[[ Material provided open ]]

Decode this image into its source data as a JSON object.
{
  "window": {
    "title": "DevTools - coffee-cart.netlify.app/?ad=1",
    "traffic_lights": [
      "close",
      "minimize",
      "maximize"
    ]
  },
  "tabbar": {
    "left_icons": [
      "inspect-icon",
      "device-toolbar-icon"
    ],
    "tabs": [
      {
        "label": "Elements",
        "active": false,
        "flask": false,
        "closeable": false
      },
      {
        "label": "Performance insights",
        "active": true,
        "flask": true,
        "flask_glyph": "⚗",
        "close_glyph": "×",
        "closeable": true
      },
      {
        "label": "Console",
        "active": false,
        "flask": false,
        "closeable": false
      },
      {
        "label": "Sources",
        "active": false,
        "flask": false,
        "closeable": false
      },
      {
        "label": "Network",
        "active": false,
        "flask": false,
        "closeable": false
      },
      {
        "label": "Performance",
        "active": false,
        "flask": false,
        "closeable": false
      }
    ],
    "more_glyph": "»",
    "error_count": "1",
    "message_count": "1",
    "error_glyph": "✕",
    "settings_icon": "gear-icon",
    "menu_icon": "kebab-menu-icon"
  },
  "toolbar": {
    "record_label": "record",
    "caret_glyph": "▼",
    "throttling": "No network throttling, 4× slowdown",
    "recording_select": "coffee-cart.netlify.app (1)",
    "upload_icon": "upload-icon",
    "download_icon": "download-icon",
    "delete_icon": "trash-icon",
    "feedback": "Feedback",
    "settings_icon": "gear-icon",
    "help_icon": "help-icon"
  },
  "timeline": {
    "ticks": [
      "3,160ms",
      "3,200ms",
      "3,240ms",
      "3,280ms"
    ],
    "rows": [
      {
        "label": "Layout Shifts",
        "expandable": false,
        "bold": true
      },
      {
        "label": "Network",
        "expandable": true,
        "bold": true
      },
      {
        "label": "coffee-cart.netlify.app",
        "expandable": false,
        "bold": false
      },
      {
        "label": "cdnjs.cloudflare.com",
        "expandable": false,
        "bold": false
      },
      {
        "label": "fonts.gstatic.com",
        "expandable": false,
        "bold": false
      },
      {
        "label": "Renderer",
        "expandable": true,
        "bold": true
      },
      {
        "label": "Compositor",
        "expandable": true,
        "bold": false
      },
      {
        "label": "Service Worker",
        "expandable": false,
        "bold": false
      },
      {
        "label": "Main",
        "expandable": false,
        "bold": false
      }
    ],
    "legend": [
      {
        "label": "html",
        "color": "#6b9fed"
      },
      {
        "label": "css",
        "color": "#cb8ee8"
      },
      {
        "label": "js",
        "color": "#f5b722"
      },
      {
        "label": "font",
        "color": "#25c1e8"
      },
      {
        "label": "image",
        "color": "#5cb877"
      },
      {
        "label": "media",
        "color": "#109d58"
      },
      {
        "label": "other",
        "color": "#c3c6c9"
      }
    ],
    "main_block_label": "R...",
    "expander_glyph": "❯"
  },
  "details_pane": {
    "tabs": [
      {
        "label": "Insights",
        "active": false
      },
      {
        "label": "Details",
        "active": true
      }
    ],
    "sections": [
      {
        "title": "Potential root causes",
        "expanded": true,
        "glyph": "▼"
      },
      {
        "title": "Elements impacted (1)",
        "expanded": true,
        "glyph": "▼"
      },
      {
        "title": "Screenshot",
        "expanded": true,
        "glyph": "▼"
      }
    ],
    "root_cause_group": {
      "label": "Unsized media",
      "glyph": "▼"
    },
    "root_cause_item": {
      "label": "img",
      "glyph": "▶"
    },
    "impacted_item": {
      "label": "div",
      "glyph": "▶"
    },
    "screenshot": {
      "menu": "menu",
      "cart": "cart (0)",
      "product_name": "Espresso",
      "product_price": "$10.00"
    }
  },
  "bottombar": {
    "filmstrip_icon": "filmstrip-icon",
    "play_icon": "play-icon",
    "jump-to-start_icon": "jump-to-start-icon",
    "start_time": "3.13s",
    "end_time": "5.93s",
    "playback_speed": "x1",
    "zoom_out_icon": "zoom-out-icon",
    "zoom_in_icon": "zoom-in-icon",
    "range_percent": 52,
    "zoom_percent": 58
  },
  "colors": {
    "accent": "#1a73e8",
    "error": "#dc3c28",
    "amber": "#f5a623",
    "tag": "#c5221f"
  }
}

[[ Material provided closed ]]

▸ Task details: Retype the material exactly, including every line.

▸ Task result:
Decode this image into its source data as a JSON object.
{
  "window": {
    "title": "DevTools - coffee-cart.netlify.app/?ad=1",
    "traffic_lights": [
      "close",
      "minimize",
      "maximize"
    ]
  },
  "tabbar": {
    "left_icons": [
      "inspect-icon",
      "device-toolbar-icon"
    ],
    "tabs": [
      {
        "label": "Elements",
        "active": false,
        "flask": false,
        "closeable": false
      },
      {
        "label": "Performance insights",
        "active": true,
        "flask": true,
        "flask_glyph": "⚗",
        "close_glyph": "×",
        "closeable": true
      },
      {
        "label": "Console",
        "active": false,
        "flask": false,
        "closeable": false
      },
      {
        "label": "Sources",
        "active": false,
        "flask": false,
        "closeable": false
      },
      {
        "label": "Network",
        "active": false,
        "flask": false,
        "closeable": false
      },
      {
        "label": "Performance",
        "active": false,
        "flask": false,
        "closeable": false
      }
    ],
    "more_glyph": "»",
    "error_count": "1",
    "message_count": "1",
    "error_glyph": "✕",
    "settings_icon": "gear-icon",
    "menu_icon": "kebab-menu-icon"
  },
  "toolbar": {
    "record_label": "record",
    "caret_glyph": "▼",
    "throttling": "No network throttling, 4× slowdown",
    "recording_select": "coffee-cart.netlify.app (1)",
    "upload_icon": "upload-icon",
    "download_icon": "download-icon",
    "delete_icon": "trash-icon",
    "feedback": "Feedback",
    "settings_icon": "gear-icon",
    "help_icon": "help-icon"
  },
  "timeline": {
    "ticks": [
      "3,160ms",
      "3,200ms",
      "3,240ms",
      "3,280ms"
    ],
    "rows": [
      {
        "label": "Layout Shifts",
        "expandable": false,
        "bold": true
      },
      {
        "label": "Network",
        "expandable": true,
        "bold": true
      },
      {
        "label": "coffee-cart.netlify.app",
        "expandable": false,
        "bold": false
      },
      {
        "label": "cdnjs.cloudflare.com",
        "expandable": false,
        "bold": false
      },
      {
        "label": "fonts.gstatic.com",
        "expandable": false,
        "bold": false
      },
      {
        "label": "Renderer",
        "expandable": true,
        "bold": true
      },
      {
        "label": "Compositor",
        "expandable": true,
        "bold": false
      },
      {
        "label": "Service Worker",
        "expandable": false,
        "bold": false
      },
      {
        "label": "Main",
        "expandable": false,
        "bold": false
      }
    ],
    "legend": [
      {
        "label": "html",
        "color": "#6b9fed"
      },
      {
        "label": "css",
        "color": "#cb8ee8"
      },
      {
        "label": "js",
        "color": "#f5b722"
      },
      {
        "label": "font",
        "color": "#25c1e8"
      },
      {
        "label": "image",
        "color": "#5cb877"
      },
      {
        "label": "media",
        "color": "#109d58"
      },
      {
        "label": "other",
        "color": "#c3c6c9"
      }
    ],
    "main_block_label": "R...",
    "expander_glyph": "❯"
  },
  "details_pane": {
    "tabs": [
      {
        "label": "Insights",
        "active": false
      },
      {
        "label": "Details",
        "active": true
      }
    ],
    "sections": [
      {
        "title": "Potential root causes",
        "expanded": true,
        "glyph": "▼"
      },
      {
        "title": "Elements impacted (1)",
        "expanded": true,
        "glyph": "▼"
      },
      {
        "title": "Screenshot",
        "expanded": true,
        "glyph": "▼"
      }
    ],
    "root_cause_group": {
      "label": "Unsized media",
      "glyph": "▼"
    },
    "root_cause_item": {
      "label": "img",
      "glyph": "▶"
    },
    "impacted_item": {
      "label": "div",
      "glyph": "▶"
    },
    "screenshot": {
      "menu": "menu",
      "cart": "cart (0)",
      "product_name": "Espresso",
      "product_price": "$10.00"
    }
  },
  "bottombar": {
    "filmstrip_icon": "filmstrip-icon",
    "play_icon": "play-icon",
    "jump-to-start_icon": "jump-to-start-icon",
    "start_time": "3.13s",
    "end_time": "5.93s",
    "playback_speed": "x1",
    "zoom_out_icon": "zoom-out-icon",
    "zoom_in_icon": "zoom-in-icon",
    "range_percent": 52,
    "zoom_percent": 58
  },
  "colors": {
    "accent": "#1a73e8",
    "error": "#dc3c28",
    "amber": "#f5a623",
    "tag": "#c5221f"
  }
}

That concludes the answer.